Retype each record shown below, leaving every character as it is.

##########

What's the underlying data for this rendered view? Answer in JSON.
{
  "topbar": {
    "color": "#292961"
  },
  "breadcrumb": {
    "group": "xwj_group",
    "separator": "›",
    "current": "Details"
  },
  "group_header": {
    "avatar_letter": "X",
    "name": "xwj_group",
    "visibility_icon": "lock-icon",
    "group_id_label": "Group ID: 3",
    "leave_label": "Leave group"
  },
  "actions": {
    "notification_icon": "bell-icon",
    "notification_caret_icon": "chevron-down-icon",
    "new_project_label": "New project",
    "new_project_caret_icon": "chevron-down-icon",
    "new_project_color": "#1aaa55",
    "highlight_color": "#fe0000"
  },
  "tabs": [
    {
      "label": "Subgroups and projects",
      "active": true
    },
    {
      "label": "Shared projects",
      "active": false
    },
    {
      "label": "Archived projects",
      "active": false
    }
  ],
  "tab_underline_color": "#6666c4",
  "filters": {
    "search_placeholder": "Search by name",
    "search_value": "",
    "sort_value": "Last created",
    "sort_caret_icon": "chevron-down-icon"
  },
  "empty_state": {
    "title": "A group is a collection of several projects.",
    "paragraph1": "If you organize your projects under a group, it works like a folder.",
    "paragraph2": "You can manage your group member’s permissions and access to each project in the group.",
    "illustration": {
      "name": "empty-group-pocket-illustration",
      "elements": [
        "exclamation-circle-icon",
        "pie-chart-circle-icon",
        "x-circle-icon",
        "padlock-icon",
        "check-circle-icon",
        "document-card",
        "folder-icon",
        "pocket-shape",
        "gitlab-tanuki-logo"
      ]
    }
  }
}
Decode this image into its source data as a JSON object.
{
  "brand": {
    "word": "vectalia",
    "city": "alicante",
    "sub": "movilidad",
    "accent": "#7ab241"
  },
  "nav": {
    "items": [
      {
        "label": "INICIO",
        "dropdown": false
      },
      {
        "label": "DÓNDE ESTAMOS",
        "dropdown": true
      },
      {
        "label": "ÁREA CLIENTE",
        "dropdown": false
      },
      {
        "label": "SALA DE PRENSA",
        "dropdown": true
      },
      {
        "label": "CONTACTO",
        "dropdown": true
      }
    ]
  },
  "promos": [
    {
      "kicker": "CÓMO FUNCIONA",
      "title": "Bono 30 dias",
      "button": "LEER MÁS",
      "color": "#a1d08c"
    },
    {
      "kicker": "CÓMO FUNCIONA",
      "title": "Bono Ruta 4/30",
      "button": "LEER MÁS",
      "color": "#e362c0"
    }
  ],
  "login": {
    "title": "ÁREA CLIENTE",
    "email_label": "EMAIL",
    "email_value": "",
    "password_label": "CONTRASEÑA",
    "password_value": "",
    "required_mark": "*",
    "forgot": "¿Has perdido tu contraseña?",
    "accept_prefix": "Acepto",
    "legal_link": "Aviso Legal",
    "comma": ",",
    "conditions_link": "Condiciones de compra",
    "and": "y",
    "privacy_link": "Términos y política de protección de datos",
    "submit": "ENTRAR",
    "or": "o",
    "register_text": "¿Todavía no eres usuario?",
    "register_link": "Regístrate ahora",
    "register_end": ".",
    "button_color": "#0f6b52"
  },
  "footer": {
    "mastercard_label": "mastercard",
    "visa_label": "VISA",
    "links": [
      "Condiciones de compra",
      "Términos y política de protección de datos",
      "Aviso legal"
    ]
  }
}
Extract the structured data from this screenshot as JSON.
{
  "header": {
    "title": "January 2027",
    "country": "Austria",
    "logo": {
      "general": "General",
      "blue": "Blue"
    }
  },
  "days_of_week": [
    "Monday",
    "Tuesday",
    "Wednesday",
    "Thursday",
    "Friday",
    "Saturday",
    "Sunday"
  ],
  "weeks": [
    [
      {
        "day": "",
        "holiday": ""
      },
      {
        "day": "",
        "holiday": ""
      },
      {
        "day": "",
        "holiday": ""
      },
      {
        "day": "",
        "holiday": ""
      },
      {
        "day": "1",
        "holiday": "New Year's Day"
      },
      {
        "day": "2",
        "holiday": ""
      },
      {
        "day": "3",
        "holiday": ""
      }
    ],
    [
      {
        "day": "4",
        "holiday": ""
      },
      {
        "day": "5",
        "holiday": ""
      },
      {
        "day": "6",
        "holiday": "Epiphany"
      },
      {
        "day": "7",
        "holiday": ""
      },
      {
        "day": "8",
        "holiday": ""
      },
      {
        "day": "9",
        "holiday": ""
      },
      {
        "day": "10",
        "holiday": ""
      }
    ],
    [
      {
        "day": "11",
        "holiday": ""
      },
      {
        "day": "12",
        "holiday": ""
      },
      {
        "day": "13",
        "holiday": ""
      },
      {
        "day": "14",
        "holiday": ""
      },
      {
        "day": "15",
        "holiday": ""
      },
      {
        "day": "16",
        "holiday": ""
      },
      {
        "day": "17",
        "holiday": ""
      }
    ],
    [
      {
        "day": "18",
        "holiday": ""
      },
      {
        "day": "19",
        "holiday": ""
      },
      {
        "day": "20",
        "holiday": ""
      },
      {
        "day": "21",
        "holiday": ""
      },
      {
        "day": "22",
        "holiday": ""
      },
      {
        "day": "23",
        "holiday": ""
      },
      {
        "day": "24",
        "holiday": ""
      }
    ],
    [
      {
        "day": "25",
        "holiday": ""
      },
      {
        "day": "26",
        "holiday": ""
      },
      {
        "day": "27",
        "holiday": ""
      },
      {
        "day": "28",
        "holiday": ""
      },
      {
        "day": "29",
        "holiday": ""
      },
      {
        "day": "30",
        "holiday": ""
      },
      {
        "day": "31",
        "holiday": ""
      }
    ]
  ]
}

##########

Exercise result
What's the underlying data for this rendered view? Answer in JSON.
{
  "topbar": {
    "color": "#292961"
  },
  "breadcrumb": {
    "group": "xwj_group",
    "separator": "›",
    "current": "Details"
  },
  "group_header": {
    "avatar_letter": "X",
    "name": "xwj_group",
    "visibility_icon": "lock-icon",
    "group_id_label": "Group ID: 3",
    "leave_label": "Leave group"
  },
  "actions": {
    "notification_icon": "bell-icon",
    "notification_caret_icon": "chevron-down-icon",
    "new_project_label": "New project",
    "new_project_caret_icon": "chevron-down-icon",
    "new_project_color": "#1aaa55",
    "highlight_color": "#fe0000"
  },
  "tabs": [
    {
      "label": "Subgroups and projects",
      "active": true
    },
    {
      "label": "Shared projects",
      "active": false
    },
    {
      "label": "Archived projects",
      "active": false
    }
  ],
  "tab_underline_color": "#6666c4",
  "filters": {
    "search_placeholder": "Search by name",
    "search_value": "",
    "sort_value": "Last created",
    "sort_caret_icon": "chevron-down-icon"
  },
  "empty_state": {
    "title": "A group is a collection of several projects.",
    "paragraph1": "If you organize your projects under a group, it works like a folder.",
    "paragraph2": "You can manage your group member’s permissions and access to each project in the group.",
    "illustration": {
      "name": "empty-group-pocket-illustration",
      "elements": [
        "exclamation-circle-icon",
        "pie-chart-circle-icon",
        "x-circle-icon",
        "padlock-icon",
        "check-circle-icon",
        "document-card",
        "folder-icon",
        "pocket-shape",
        "gitlab-tanuki-logo"
      ]
    }
  }
}
Decode this image into its source data as a JSON object.
{
  "brand": {
    "word": "vectalia",
    "city": "alicante",
    "sub": "movilidad",
    "accent": "#7ab241"
  },
  "nav": {
    "items": [
      {
        "label": "INICIO",
        "dropdown": false
      },
      {
        "label": "DÓNDE ESTAMOS",
        "dropdown": true
      },
      {
        "label": "ÁREA CLIENTE",
        "dropdown": false
      },
      {
        "label": "SALA DE PRENSA",
        "dropdown": true
      },
      {
        "label": "CONTACTO",
        "dropdown": true
      }
    ]
  },
  "promos": [
    {
      "kicker": "CÓMO FUNCIONA",
      "title": "Bono 30 dias",
      "button": "LEER MÁS",
      "color": "#a1d08c"
    },
    {
      "kicker": "CÓMO FUNCIONA",
      "title": "Bono Ruta 4/30",
      "button": "LEER MÁS",
      "color": "#e362c0"
    }
  ],
  "login": {
    "title": "ÁREA CLIENTE",
    "email_label": "EMAIL",
    "email_value": "",
    "password_label": "CONTRASEÑA",
    "password_value": "",
    "required_mark": "*",
    "forgot": "¿Has perdido tu contraseña?",
    "accept_prefix": "Acepto",
    "legal_link": "Aviso Legal",
    "comma": ",",
    "conditions_link": "Condiciones de compra",
    "and": "y",
    "privacy_link": "Términos y política de protección de datos",
    "submit": "ENTRAR",
    "or": "o",
    "register_text": "¿Todavía no eres usuario?",
    "register_link": "Regístrate ahora",
    "register_end": ".",
    "button_color": "#0f6b52"
  },
  "footer": {
    "mastercard_label": "mastercard",
    "visa_label": "VISA",
    "links": [
      "Condiciones de compra",
      "Términos y política de protección de datos",
      "Aviso legal"
    ]
  }
}
Extract the structured data from this screenshot as JSON.
{
  "header": {
    "title": "January 2027",
    "country": "Austria",
    "logo": {
      "general": "General",
      "blue": "Blue"
    }
  },
  "days_of_week": [
    "Monday",
    "Tuesday",
    "Wednesday",
    "Thursday",
    "Friday",
    "Saturday",
    "Sunday"
  ],
  "weeks": [
    [
      {
        "day": "",
        "holiday": ""
      },
      {
        "day": "",
        "holiday": ""
      },
      {
        "day": "",
        "holiday": ""
      },
      {
        "day": "",
        "holiday": ""
      },
      {
        "day": "1",
        "holiday": "New Year's Day"
      },
      {
        "day": "2",
        "holiday": ""
      },
      {
        "day": "3",
        "holiday": ""
      }
    ],
    [
      {
        "day": "4",
        "holiday": ""
      },
      {
        "day": "5",
        "holiday": ""
      },
      {
        "day": "6",
        "holiday": "Epiphany"
      },
      {
        "day": "7",
        "holiday": ""
      },
      {
        "day": "8",
        "holiday": ""
      },
      {
        "day": "9",
        "holiday": ""
      },
      {
        "day": "10",
        "holiday": ""
      }
    ],
    [
      {
        "day": "11",
        "holiday": ""
      },
      {
        "day": "12",
        "holiday": ""
      },
      {
        "day": "13",
        "holiday": ""
      },
      {
        "day": "14",
        "holiday": ""
      },
      {
        "day": "15",
        "holiday": ""
      },
      {
        "day": "16",
        "holiday": ""
      },
      {
        "day": "17",
        "holiday": ""
      }
    ],
    [
      {
        "day": "18",
        "holiday": ""
      },
      {
        "day": "19",
        "holiday": ""
      },
      {
        "day": "20",
        "holiday": ""
      },
      {
        "day": "21",
        "holiday": ""
      },
      {
        "day": "22",
        "holiday": ""
      },
      {
        "day": "23",
        "holiday": ""
      },
      {
        "day": "24",
        "holiday": ""
      }
    ],
    [
      {
        "day": "25",
        "holiday": ""
      },
      {
        "day": "26",
        "holiday": ""
      },
      {
        "day": "27",
        "holiday": ""
      },
      {
        "day": "28",
        "holiday": ""
      },
      {
        "day": "29",
        "holiday": ""
      },
      {
        "day": "30",
        "holiday": ""
      },
      {
        "day": "31",
        "holiday": ""
      }
    ]
  ]
}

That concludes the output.